that Grotius’ significant influence to international law is the idea that a
rational system maintains the ability to oversee international relations. Prior to Grotius, there were many European academics who law as
something that had its own existence, apart from mankind. Few laws were
developed by men, yet they essentially only really reflected the integral
natural law. This was relative to Grotius who also established that natural law
was an indispensable reason, one that was common amongst all of humanity.
Adapting a rationalist perspective allowed Grotius to theorize rational
principles that were underlying legality (Price, Boomsma, 2013). Law is not a
divine factor, but it should rather be consequent of principles, such as
justice in the case of injury or injustice (Miller, 2014). These principles can
be argued as having served the basis for a large majority of international law.
Grotius was the one who forced the importance of treaties and customs, focusing
on what is actually being done as to what should be done.

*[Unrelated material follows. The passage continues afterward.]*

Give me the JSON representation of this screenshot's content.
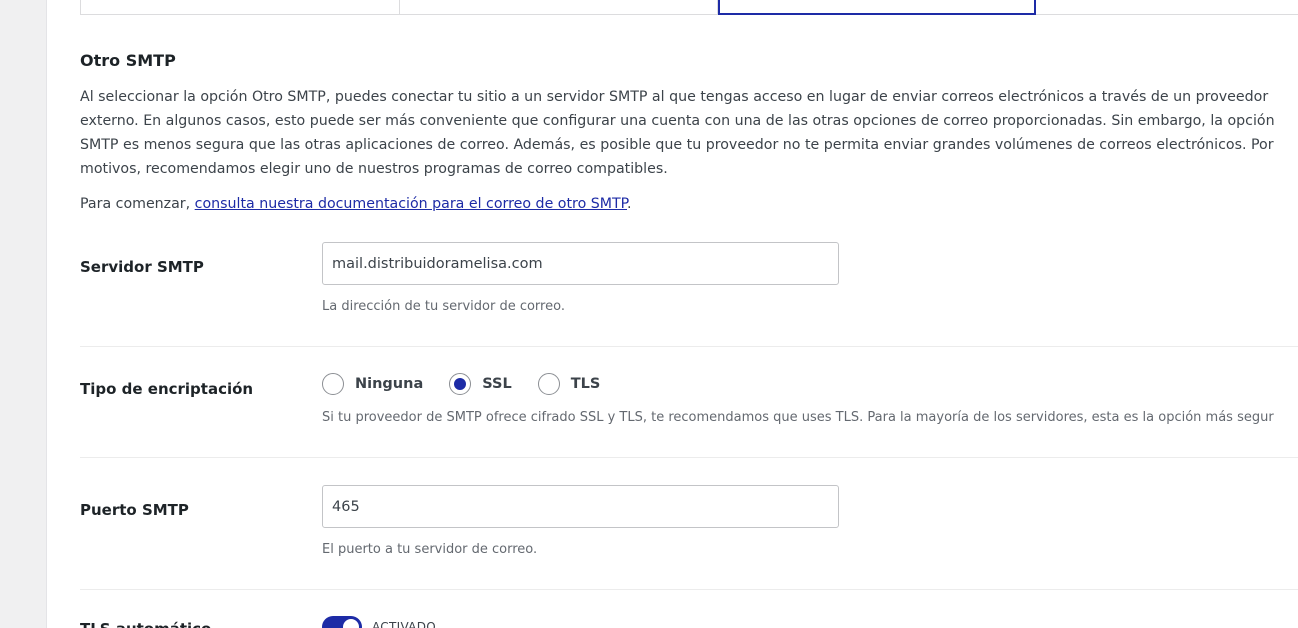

With the development
of nations within Europe, man-made laws took more importance over religious
philosophies to adapt to the current situation, an idea that is attributed to